RATIONALE: Several studies suggest that repeated nicotine administration causes alterations in glutaminergic transmission that may play an important role in developing and maintaining nicotine addiction. Chronic nicotine administration in rats decreases the expression of the glutamate transporter-1 (GLT-1) and cysteine-glutamate exchanger (system xC-) in the nucleus accumbens. We hypothesized that ceftriaxone, a GLT-1 and system xC- activator, would decrease murine behavioral aspects of nicotine dependence. OBJECTIVE: This study aimed to investigate the effect of repeated ceftriaxone administration on the behavioral effects of nicotine using mouse models of conditioned reward and withdrawal. METHOD: Using male ICR mice, the ability of repeated ceftriaxone injections to modulate the development and reinstatement of a nicotine-conditioned place preference (CPP) was evaluated. Additionally, nicotine withdrawal-associated signs were assessed. These included both physical (somatic signs and hyperalgesia) and affective (anxiety-related behaviors) withdrawal signs in mice. Finally, the effects of ceftriaxone on nicotine-induced antinociception and hypothermia after acute nicotine injection were measured. RESULT: Ceftriaxone had no effect on the development of nicotine preference but significantly attenuated nicotine-induced reinstatement of CPP. Furthermore, ceftriaxone reversed all nicotine withdrawal signs measured in mice. CONCLUSION: Altogether, these findings show that a ?-lactam antibiotic reduces nicotine withdrawal and nicotine-seeking behavior. Our results suggest that the documented efficacy of ceftriaxone against cocaine and morphine dependence-related behaviors effects extends to nicotine. HubMed – addiction
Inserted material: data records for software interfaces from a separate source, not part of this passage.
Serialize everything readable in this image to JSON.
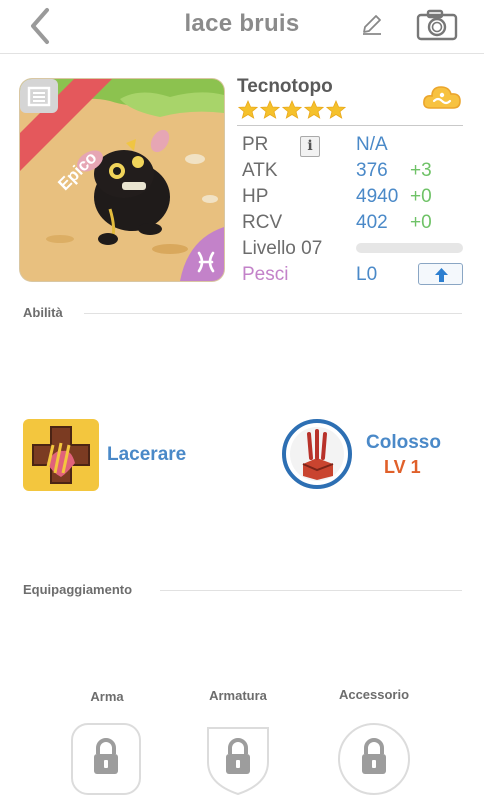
{
  "header": {
    "title": "lace bruis",
    "back_icon": "chevron-left-icon",
    "edit_icon": "pencil-icon",
    "camera_icon": "camera-icon"
  },
  "monster": {
    "rarity": "Epico",
    "name": "Tecnotopo",
    "stars": 5,
    "element_icon": "pisces-icon",
    "badge_icon": "cloud-icon"
  },
  "stats": {
    "pr": {
      "label": "PR",
      "value": "N/A"
    },
    "atk": {
      "label": "ATK",
      "value": "376",
      "bonus": "+3"
    },
    "hp": {
      "label": "HP",
      "value": "4940",
      "bonus": "+0"
    },
    "rcv": {
      "label": "RCV",
      "value": "402",
      "bonus": "+0"
    },
    "level": {
      "label": "Livello 07",
      "progress": 0
    },
    "sign": {
      "label": "Pesci",
      "value": "L0"
    }
  },
  "sections": {
    "abilities": "Abilità",
    "equipment": "Equipaggiamento"
  },
  "abilities": [
    {
      "name": "Lacerare"
    },
    {
      "name": "Colosso",
      "level": "LV 1"
    }
  ],
  "equipment": {
    "weapon": "Arma",
    "armor": "Armatura",
    "accessory": "Accessorio"
  },
  "colors": {
    "accent_blue": "#4a89c8",
    "bonus_green": "#6fc267",
    "rarity_red": "#e4585c",
    "pisces_purple": "#c382c9",
    "level_orange": "#e0602a",
    "ability_yellow": "#f3c63e"
  }
}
Addiction Postulates and Legal Causation, or Who’s in Charge, Person or Brain?

J Am Acad Psychiatry Law. 2013; 41(1): 92-7
Wallace DL

In this article, I address the persistent confusion over the meaning of a medical diagnosis of drug addiction or substance dependence in the courtroom, specifically in regard to legal judgments about the reasonable legal person, causation, and individual responsibility in civil actions. Using the example of the Engle tobacco litigation in Florida, where the plaintiffs have reduced mind to brain and claimed that the clinical status of addiction excuses or mitigates the smoker’s responsibility for the health consequences of smoking based on brain processes, I examine the conceptual difficulties presented by use of biomedical models of behavior in a legal system predicated on different assumptions altogether. For legal purposes, the biological system in question is the human organism as a whole, not a brain per se, and there is a functional identity between a smoker and his motivational states for purposes of responsibility attribution. HubMed – addiction



Drug Addiction Treatment (Part 1) – This is a story about Mario and his mom goes to a Drug Rehab Center for drug addiction treatment and seeks advice from Dr. Mohammad, certified in Addiction M…